Exercise prompt:
Below are records to repeat exactly; do not include any pictures.

Data shown:
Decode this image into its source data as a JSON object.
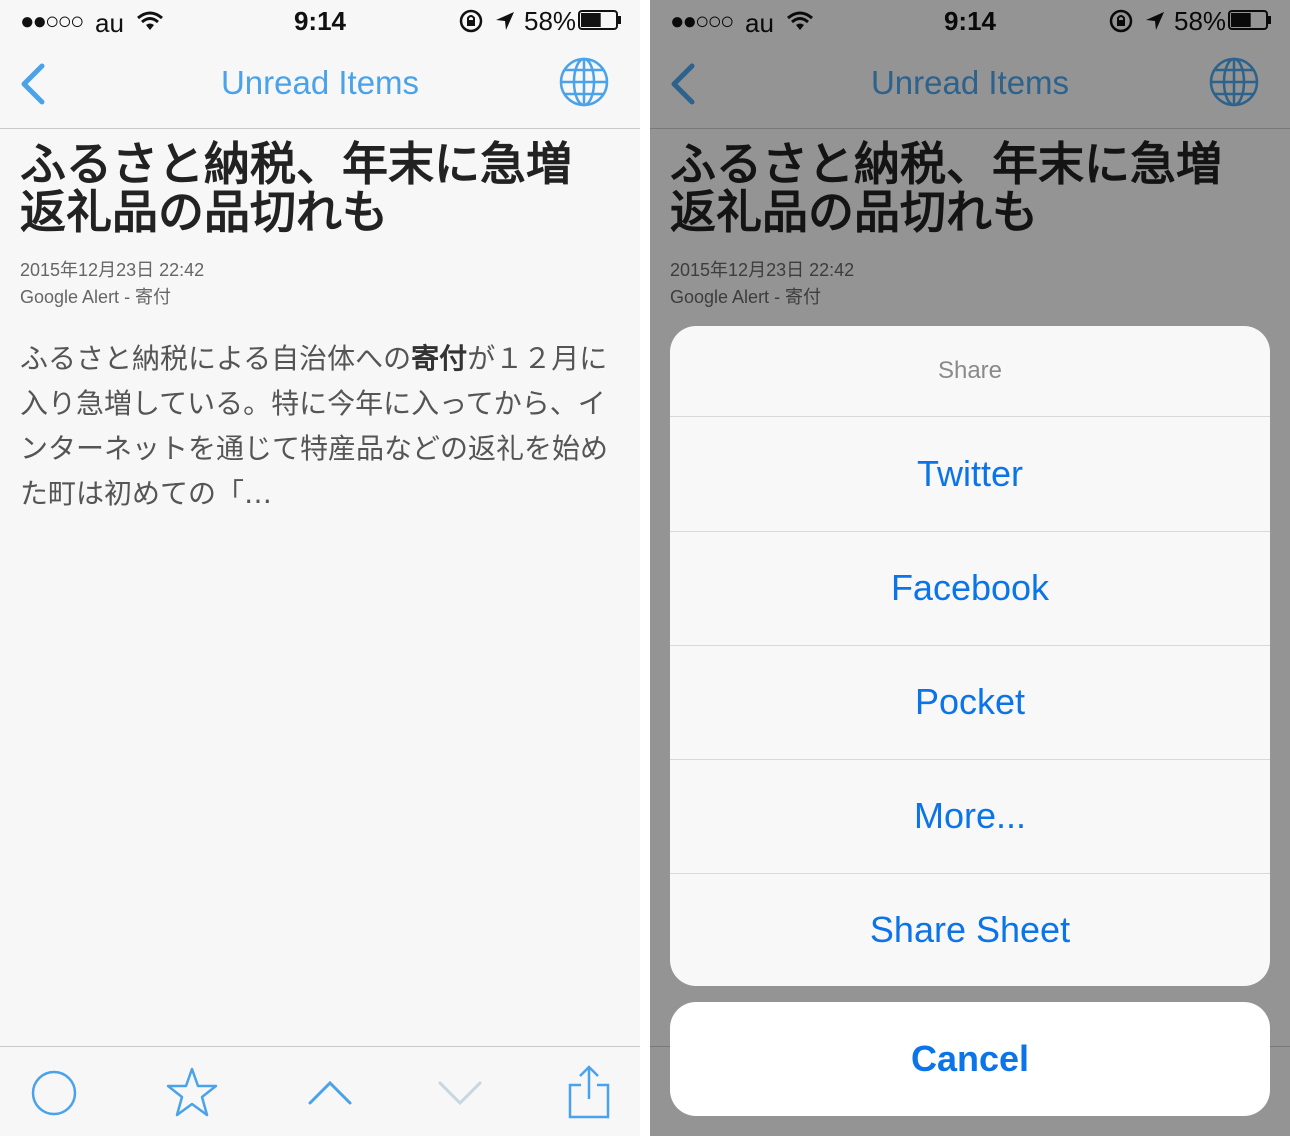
{
  "status_bar": {
    "signal": "●●○○○",
    "carrier": "au",
    "time": "9:14",
    "battery_pct": "58%",
    "battery_level": 0.58
  },
  "nav": {
    "title": "Unread Items"
  },
  "article": {
    "title_line1": "ふるさと納税、年末に急増",
    "title_line2": "返礼品の品切れも",
    "date": "2015年12月23日 22:42",
    "source": "Google Alert - 寄付",
    "body_before": "ふるさと納税による自治体への",
    "body_bold": "寄付",
    "body_after": "が１２月に入り急増している。特に今年に入ってから、インターネットを通じて特産品などの返礼を始めた町は初めての「…"
  },
  "share_sheet": {
    "title": "Share",
    "items": [
      "Twitter",
      "Facebook",
      "Pocket",
      "More...",
      "Share Sheet"
    ],
    "cancel": "Cancel"
  },
  "colors": {
    "accent": "#4aa3ea",
    "action": "#0a74e8"
  }
}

Reply to the exercise:
Decode this image into its source data as a JSON object.
{
  "status_bar": {
    "signal": "●●○○○",
    "carrier": "au",
    "time": "9:14",
    "battery_pct": "58%",
    "battery_level": 0.58
  },
  "nav": {
    "title": "Unread Items"
  },
  "article": {
    "title_line1": "ふるさと納税、年末に急増",
    "title_line2": "返礼品の品切れも",
    "date": "2015年12月23日 22:42",
    "source": "Google Alert - 寄付",
    "body_before": "ふるさと納税による自治体への",
    "body_bold": "寄付",
    "body_after": "が１２月に入り急増している。特に今年に入ってから、インターネットを通じて特産品などの返礼を始めた町は初めての「…"
  },
  "share_sheet": {
    "title": "Share",
    "items": [
      "Twitter",
      "Facebook",
      "Pocket",
      "More...",
      "Share Sheet"
    ],
    "cancel": "Cancel"
  },
  "colors": {
    "accent": "#4aa3ea",
    "action": "#0a74e8"
  }
}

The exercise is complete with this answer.